**Recorded data:**
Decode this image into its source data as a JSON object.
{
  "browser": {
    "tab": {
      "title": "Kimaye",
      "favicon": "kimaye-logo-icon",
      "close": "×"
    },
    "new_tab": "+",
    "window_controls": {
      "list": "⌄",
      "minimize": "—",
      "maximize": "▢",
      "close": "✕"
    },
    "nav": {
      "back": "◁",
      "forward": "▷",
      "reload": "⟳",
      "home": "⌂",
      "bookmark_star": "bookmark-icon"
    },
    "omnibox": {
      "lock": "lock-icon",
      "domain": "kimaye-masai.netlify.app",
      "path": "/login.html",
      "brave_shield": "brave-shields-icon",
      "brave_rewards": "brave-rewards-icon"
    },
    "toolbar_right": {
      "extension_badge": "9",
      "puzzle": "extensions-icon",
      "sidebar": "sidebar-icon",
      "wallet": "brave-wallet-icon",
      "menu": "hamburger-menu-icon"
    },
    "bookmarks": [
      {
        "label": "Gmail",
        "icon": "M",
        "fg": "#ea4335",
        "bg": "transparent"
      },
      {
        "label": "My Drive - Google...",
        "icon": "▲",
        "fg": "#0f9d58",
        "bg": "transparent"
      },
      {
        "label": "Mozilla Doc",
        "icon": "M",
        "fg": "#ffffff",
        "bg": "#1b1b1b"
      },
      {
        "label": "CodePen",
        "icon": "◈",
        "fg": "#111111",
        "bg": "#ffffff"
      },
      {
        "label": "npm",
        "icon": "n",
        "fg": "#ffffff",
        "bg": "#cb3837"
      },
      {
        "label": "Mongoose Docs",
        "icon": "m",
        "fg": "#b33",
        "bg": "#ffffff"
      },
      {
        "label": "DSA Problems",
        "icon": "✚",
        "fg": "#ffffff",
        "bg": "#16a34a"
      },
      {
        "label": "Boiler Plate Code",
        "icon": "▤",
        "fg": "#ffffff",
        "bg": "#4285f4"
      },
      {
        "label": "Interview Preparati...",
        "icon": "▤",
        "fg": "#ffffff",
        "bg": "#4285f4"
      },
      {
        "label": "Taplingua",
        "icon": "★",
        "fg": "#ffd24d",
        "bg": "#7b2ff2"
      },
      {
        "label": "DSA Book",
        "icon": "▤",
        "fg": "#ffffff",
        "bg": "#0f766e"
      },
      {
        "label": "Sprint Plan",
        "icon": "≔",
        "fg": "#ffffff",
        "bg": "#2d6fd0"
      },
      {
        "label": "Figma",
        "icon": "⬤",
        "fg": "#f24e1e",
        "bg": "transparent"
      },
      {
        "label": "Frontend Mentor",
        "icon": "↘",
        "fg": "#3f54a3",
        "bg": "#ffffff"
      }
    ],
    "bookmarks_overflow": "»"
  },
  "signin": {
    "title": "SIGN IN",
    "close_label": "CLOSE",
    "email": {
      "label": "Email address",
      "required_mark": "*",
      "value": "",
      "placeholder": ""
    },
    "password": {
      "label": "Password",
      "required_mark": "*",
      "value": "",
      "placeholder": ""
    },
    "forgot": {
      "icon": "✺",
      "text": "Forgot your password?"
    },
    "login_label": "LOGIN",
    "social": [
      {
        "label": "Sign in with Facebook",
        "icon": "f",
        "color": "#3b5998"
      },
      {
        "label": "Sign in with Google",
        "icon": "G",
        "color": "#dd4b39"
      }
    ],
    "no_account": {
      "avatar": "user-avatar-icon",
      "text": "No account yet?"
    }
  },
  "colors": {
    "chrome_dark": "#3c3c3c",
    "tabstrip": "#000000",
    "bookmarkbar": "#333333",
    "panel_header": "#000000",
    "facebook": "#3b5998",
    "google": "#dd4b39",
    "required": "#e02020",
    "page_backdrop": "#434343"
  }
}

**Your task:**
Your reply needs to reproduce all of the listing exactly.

**Your solution:**
Decode this image into its source data as a JSON object.
{
  "browser": {
    "tab": {
      "title": "Kimaye",
      "favicon": "kimaye-logo-icon",
      "close": "×"
    },
    "new_tab": "+",
    "window_controls": {
      "list": "⌄",
      "minimize": "—",
      "maximize": "▢",
      "close": "✕"
    },
    "nav": {
      "back": "◁",
      "forward": "▷",
      "reload": "⟳",
      "home": "⌂",
      "bookmark_star": "bookmark-icon"
    },
    "omnibox": {
      "lock": "lock-icon",
      "domain": "kimaye-masai.netlify.app",
      "path": "/login.html",
      "brave_shield": "brave-shields-icon",
      "brave_rewards": "brave-rewards-icon"
    },
    "toolbar_right": {
      "extension_badge": "9",
      "puzzle": "extensions-icon",
      "sidebar": "sidebar-icon",
      "wallet": "brave-wallet-icon",
      "menu": "hamburger-menu-icon"
    },
    "bookmarks": [
      {
        "label": "Gmail",
        "icon": "M",
        "fg": "#ea4335",
        "bg": "transparent"
      },
      {
        "label": "My Drive - Google...",
        "icon": "▲",
        "fg": "#0f9d58",
        "bg": "transparent"
      },
      {
        "label": "Mozilla Doc",
        "icon": "M",
        "fg": "#ffffff",
        "bg": "#1b1b1b"
      },
      {
        "label": "CodePen",
        "icon": "◈",
        "fg": "#111111",
        "bg": "#ffffff"
      },
      {
        "label": "npm",
        "icon": "n",
        "fg": "#ffffff",
        "bg": "#cb3837"
      },
      {
        "label": "Mongoose Docs",
        "icon": "m",
        "fg": "#b33",
        "bg": "#ffffff"
      },
      {
        "label": "DSA Problems",
        "icon": "✚",
        "fg": "#ffffff",
        "bg": "#16a34a"
      },
      {
        "label": "Boiler Plate Code",
        "icon": "▤",
        "fg": "#ffffff",
        "bg": "#4285f4"
      },
      {
        "label": "Interview Preparati...",
        "icon": "▤",
        "fg": "#ffffff",
        "bg": "#4285f4"
      },
      {
        "label": "Taplingua",
        "icon": "★",
        "fg": "#ffd24d",
        "bg": "#7b2ff2"
      },
      {
        "label": "DSA Book",
        "icon": "▤",
        "fg": "#ffffff",
        "bg": "#0f766e"
      },
      {
        "label": "Sprint Plan",
        "icon": "≔",
        "fg": "#ffffff",
        "bg": "#2d6fd0"
      },
      {
        "label": "Figma",
        "icon": "⬤",
        "fg": "#f24e1e",
        "bg": "transparent"
      },
      {
        "label": "Frontend Mentor",
        "icon": "↘",
        "fg": "#3f54a3",
        "bg": "#ffffff"
      }
    ],
    "bookmarks_overflow": "»"
  },
  "signin": {
    "title": "SIGN IN",
    "close_label": "CLOSE",
    "email": {
      "label": "Email address",
      "required_mark": "*",
      "value": "",
      "placeholder": ""
    },
    "password": {
      "label": "Password",
      "required_mark": "*",
      "value": "",
      "placeholder": ""
    },
    "forgot": {
      "icon": "✺",
      "text": "Forgot your password?"
    },
    "login_label": "LOGIN",
    "social": [
      {
        "label": "Sign in with Facebook",
        "icon": "f",
        "color": "#3b5998"
      },
      {
        "label": "Sign in with Google",
        "icon": "G",
        "color": "#dd4b39"
      }
    ],
    "no_account": {
      "avatar": "user-avatar-icon",
      "text": "No account yet?"
    }
  },
  "colors": {
    "chrome_dark": "#3c3c3c",
    "tabstrip": "#000000",
    "bookmarkbar": "#333333",
    "panel_header": "#000000",
    "facebook": "#3b5998",
    "google": "#dd4b39",
    "required": "#e02020",
    "page_backdrop": "#434343"
  }
}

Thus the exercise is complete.